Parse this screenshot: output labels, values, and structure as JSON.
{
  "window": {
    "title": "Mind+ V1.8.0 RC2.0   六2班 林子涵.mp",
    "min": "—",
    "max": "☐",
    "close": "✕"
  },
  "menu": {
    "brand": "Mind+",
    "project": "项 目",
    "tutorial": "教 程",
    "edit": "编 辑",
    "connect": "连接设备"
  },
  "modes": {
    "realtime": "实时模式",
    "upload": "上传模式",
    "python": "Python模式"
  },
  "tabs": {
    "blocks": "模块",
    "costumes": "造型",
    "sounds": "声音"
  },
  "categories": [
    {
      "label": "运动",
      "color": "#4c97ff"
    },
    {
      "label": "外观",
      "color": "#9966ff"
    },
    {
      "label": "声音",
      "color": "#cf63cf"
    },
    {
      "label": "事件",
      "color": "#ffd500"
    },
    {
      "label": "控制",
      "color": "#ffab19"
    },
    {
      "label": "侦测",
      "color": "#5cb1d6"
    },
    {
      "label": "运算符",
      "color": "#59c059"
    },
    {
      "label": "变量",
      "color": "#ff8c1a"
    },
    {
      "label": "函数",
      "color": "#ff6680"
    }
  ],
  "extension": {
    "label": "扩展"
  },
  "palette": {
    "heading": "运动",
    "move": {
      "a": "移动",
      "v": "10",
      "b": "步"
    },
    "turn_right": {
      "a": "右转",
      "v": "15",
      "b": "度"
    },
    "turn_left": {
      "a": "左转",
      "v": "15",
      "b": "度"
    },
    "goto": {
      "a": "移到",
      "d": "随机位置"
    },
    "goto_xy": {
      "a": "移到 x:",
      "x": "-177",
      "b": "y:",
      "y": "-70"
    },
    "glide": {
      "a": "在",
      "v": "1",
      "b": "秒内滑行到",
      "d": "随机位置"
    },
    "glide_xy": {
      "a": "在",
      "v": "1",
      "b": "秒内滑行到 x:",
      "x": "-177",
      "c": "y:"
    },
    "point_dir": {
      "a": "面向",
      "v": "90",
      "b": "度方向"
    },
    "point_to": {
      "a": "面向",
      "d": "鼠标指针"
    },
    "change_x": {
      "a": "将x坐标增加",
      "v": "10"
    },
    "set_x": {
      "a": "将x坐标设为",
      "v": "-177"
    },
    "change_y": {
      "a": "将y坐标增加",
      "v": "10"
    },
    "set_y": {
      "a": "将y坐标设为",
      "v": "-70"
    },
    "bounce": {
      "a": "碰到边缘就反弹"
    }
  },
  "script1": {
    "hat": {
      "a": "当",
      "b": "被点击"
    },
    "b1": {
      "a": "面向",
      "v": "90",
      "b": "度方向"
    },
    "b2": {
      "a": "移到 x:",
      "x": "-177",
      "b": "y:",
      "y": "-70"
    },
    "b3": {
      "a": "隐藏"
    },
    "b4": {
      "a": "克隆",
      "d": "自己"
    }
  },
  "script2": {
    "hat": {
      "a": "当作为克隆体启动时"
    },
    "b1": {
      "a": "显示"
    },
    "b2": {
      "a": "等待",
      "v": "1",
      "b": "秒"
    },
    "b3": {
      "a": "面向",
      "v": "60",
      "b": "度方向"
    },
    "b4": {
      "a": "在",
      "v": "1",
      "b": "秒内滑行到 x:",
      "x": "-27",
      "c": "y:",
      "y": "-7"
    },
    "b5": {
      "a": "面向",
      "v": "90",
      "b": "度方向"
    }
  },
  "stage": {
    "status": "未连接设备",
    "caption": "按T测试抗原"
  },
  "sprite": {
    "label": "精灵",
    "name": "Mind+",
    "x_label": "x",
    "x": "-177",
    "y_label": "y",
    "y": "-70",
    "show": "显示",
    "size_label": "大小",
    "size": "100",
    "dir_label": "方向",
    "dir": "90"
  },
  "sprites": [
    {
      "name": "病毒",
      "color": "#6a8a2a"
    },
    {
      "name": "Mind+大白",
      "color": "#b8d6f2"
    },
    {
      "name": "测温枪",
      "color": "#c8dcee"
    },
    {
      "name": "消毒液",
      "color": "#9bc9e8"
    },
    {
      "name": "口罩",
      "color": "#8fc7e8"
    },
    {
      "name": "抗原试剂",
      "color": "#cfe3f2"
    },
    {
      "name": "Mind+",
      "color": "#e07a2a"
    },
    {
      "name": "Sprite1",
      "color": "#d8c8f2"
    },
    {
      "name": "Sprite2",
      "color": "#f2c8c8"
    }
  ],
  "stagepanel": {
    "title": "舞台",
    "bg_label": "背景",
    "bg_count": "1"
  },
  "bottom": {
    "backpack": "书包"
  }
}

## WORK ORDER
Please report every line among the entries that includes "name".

## YOUR RESPONSE
    "name": "Mind+",
      "name": "病毒",
      "name": "Mind+大白",
      "name": "测温枪",
      "name": "消毒液",
      "name": "口罩",
      "name": "抗原试剂",
      "name": "Mind+",
      "name": "Sprite1",
      "name": "Sprite2",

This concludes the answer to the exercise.